Upcoming Farm Bill may contain conservation funding elements
By Adam Livingston, SRT Director of Policy and Planning
With dramatic events abroad and political polarization at home, Congressional deliberation on the 2023 Farm Bill does not stand much chance to make headlines. But committees in both the House and Senate are preparing drafts of this trillion-dollar piece of legislation.
Originally enacted during the Great Depression and Dust Bowl, and generally updated at five-year intervals, the Farm Bill has wide-ranging impacts on our food system, from farmer training, agricultural practices and soil maintenance to crop insurance, food prices and nutritional aid for low-income families. And its programs play an important role in conserving farms and ranches and stewarding protected lands for future generations.
For example, SRT has used funding from the Agricultural Conservation Easement Program (ACEP) to purchase conservation easements from willing landowners. And we have received Environmental Quality Incentives Program (EQIP) grants to support sustainable approaches to land management on our preserves. Both grant programs are features of the Farm Bill.
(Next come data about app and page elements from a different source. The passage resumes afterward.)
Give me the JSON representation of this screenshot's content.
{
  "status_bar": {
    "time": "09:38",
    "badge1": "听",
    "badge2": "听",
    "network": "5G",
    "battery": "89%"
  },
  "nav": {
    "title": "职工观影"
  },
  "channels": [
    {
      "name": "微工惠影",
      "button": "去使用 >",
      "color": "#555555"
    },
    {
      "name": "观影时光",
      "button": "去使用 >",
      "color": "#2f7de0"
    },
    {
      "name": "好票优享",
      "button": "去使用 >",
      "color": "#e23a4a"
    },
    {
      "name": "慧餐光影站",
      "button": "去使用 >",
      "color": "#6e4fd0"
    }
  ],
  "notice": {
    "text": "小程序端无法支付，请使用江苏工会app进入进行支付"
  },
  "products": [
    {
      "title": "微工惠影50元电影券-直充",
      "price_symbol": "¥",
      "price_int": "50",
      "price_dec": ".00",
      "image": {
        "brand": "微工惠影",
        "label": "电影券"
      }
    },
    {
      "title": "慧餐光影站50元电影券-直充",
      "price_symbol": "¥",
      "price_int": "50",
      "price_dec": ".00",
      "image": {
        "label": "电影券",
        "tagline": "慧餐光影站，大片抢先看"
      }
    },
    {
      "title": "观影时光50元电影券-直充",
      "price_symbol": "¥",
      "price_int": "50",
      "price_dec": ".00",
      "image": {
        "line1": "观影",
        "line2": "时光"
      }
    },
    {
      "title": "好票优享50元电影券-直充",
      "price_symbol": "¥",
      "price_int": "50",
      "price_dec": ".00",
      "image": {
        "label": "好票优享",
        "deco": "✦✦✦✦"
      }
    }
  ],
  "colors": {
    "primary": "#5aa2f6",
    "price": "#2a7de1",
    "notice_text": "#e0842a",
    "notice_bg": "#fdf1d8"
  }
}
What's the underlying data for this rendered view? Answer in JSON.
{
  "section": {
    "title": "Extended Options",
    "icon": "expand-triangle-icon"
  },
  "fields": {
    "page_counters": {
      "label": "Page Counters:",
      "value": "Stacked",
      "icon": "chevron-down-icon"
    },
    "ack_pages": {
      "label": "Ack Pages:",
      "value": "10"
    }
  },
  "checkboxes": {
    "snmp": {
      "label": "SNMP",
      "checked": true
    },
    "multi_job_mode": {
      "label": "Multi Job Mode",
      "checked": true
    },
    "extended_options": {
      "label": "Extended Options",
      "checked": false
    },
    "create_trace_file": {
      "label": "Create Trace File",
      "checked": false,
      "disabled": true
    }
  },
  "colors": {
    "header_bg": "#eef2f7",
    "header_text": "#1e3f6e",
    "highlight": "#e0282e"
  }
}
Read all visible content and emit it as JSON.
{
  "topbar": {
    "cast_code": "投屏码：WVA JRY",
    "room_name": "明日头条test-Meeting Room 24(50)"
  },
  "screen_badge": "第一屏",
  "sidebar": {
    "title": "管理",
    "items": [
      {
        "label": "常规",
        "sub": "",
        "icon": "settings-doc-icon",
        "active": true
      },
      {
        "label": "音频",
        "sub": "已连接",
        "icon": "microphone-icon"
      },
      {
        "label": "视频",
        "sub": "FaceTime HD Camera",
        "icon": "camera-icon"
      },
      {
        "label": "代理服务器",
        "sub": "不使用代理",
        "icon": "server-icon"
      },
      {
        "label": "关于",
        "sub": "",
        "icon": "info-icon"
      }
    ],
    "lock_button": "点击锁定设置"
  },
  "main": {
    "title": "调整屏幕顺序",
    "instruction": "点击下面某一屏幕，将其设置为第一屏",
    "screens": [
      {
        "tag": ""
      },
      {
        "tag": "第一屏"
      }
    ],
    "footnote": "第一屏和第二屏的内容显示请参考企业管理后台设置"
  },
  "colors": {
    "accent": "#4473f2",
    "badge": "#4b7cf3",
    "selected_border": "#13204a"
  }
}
Given the importance of these programs and the scale of our region’s need, SRT is working with a wide range of partners and coalitions to help inform this year’s Farm Bill. We have joined with the Land Trust Alliance, the California Roundtable on Agriculture and the Environment, and other groups to advocate for increased investment in conservation programs, as well as cost-sharing options, funding for project costs incurred by landowners, and other measures to make it easier for farmers to participate. A particular priority is reducing barriers for historically underserved landowners—an emphasis on equity that could help bring much-needed Farm Bill resources to the Southern San Joaquin Valley.
The timetable of this year’s Farm Bill update remains to be seen. A potential government shutdown looms, and even the initial drafts of the bill may not be released until later in the fall. (The previous update, in 2018, did not pass until the holiday season.) But however long it takes, SRT will be working with partners to support robust funding for conservation programs, and to bring that funding to California’s heartland.